In any development cycle there is a certain amount of trial and error. Even the most experienced developers make incorrect assumptions, forget crucial elements, or type too quickly.
Anyone doing web development or editing code is bound to run into obstacles sooner than later, with error messages that may be both frequent and somewhat cryptic. Understanding and becoming familiar with the contents of these on-screen errors is one of the best ways to boost confidence and limit frustration.
The first step in troubleshooting or asking for help with a server error is to gather all of the relevant information possible. If the message on the screen includes any details other than a generic error code, this information should be selected and copied to the viewer's clipboard, or captured in a screen shot, where it can be pasted into an email, forum post, support ticket or other communication. It is also useful to note the events or actions leading up to the error event, including any requirements for login or steps to recreate the error - a professional support technician or developer will almost always ask these questions right up front.
Sometimes the error message shown is so simple as to be practically useless. For example, some servers will catch the error response from a .cfm page and wrap it in a default 500-code error message, showing only the most basic text on the screen.
In a Windows / IIS server environment, this line can be added to the site's web.config file, inside the <system.webServer> block, to prevent CF error details from being blocked by the web server:
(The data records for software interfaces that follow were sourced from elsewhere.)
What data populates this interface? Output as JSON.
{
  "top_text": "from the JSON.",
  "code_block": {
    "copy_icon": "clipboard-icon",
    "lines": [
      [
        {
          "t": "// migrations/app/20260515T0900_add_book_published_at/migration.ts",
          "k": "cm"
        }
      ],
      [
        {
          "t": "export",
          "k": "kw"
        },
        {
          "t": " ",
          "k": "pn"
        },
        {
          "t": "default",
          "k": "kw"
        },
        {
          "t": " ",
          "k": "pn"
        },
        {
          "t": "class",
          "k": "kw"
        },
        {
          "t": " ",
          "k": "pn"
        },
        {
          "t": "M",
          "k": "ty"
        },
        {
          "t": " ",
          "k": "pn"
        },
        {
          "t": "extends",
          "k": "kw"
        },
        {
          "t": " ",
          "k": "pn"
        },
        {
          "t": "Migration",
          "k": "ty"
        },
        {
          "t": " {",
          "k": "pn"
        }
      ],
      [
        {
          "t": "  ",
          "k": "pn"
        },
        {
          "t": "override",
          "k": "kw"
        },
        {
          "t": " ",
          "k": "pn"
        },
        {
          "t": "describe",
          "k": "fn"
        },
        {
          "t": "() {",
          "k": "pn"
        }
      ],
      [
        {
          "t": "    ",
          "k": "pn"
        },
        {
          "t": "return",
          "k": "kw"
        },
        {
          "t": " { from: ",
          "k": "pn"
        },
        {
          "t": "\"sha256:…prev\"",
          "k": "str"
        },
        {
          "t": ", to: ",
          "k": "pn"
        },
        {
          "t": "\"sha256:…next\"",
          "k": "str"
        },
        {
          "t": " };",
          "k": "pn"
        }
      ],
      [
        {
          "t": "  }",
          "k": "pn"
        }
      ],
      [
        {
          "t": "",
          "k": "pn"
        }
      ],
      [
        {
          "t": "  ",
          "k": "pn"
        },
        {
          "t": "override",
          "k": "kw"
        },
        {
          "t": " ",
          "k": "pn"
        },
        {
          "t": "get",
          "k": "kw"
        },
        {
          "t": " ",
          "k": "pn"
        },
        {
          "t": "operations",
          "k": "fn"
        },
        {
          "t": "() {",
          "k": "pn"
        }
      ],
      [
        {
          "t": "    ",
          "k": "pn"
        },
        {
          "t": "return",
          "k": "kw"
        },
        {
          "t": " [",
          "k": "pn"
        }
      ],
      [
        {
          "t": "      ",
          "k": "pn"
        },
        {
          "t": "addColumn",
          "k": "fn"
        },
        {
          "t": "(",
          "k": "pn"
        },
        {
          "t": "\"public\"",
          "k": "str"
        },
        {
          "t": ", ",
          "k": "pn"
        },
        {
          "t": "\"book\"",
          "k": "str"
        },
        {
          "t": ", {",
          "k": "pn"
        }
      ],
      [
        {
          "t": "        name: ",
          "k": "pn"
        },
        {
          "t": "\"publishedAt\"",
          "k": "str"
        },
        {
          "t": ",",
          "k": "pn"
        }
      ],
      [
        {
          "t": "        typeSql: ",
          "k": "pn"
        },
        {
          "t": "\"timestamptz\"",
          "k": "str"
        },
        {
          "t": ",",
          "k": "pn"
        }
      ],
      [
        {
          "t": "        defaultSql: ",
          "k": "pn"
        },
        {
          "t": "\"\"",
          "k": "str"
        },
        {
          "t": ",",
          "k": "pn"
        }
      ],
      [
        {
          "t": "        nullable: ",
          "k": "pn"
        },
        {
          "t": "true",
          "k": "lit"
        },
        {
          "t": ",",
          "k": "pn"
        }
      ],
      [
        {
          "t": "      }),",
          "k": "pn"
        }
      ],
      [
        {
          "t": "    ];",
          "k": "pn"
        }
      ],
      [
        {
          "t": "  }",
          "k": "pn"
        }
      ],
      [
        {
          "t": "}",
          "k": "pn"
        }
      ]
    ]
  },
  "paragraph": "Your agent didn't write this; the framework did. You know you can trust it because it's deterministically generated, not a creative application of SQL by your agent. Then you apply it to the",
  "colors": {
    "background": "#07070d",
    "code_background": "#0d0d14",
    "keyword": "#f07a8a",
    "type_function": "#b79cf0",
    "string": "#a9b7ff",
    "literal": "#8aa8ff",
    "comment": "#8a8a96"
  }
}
<httpErrors existingResponse="PassThrough" />
This instructs the web server to refrain from masking the errors with generic codes, including the common 500' error message, allowing the actual CFML error response "pass through" and be shown on the screen.
In addition, all of the major CFML engines have options for enabling detailed exception information or making changes to the error handling template, which will enable the showing of crucial details such as file name and location, line number, and the stack trace of includes, methods and operations leading to the actual line with the error. While not intended for use in production, this is an invaluable aid when attempting to track down a problem, and can be easily toggled back to the 'off' or public state once the issue is resolved.
A similar output can be seen without adjusting server-side settings, using the robust <cftry> and <cfcatch> tags (or a try/catch block in cfscript). By wrapping suspect code in 'cftry' and dumping out the contents of 'cfcatch' on any error, the full stack of cfml error details will be shown on the screen. Mura uses this approach at multiple key points in the core code, to handle errors which may otherwise be hard to track down.
Of course, the server's log files can also be a relevant source of information, but for basic troubleshooting or fixing problems created by code edits, viewing the full range of information right on the screen is a good tool to be familiar with.
All modern web browsers include a robust set of tools for inspecting and debugging the contents of a web page, along with a wealth of details about each request, asset or transaction associated with the page view. (In most cases, a handy keyboard shortcut will launch the developer tools or web inspector window.) Regardless of browser preference, the debugging resources available in the debugging options are crucial components for a professional workflow.
Additionally, the browser's 'network' options will show the response from the server along with an option to preview the results of the failed operation as if browsing the remote page directly. With CFML error reporting enabled, this can be a most useful tool for finding and fixing the problem, starting directly in the web browser.
When error details alone don't provide enough information, any request for assistance should include at least some type of error details, along with a basic description of the problem. The more information gathered and reported, the more likely a solution is to be found.
What may appear as undecipherable code to one person might be exactly what another needs to suggest or apply a solution. Collecting all of the available information - via CFML error details, cftry/cfcatch handling and/or the browser's error detail reporting options - will expedite any attempt to find a problem, and apply a successful fix.
Also see: Mura Basics - Getting Help getmura.com/blog/mura-basics-getting-help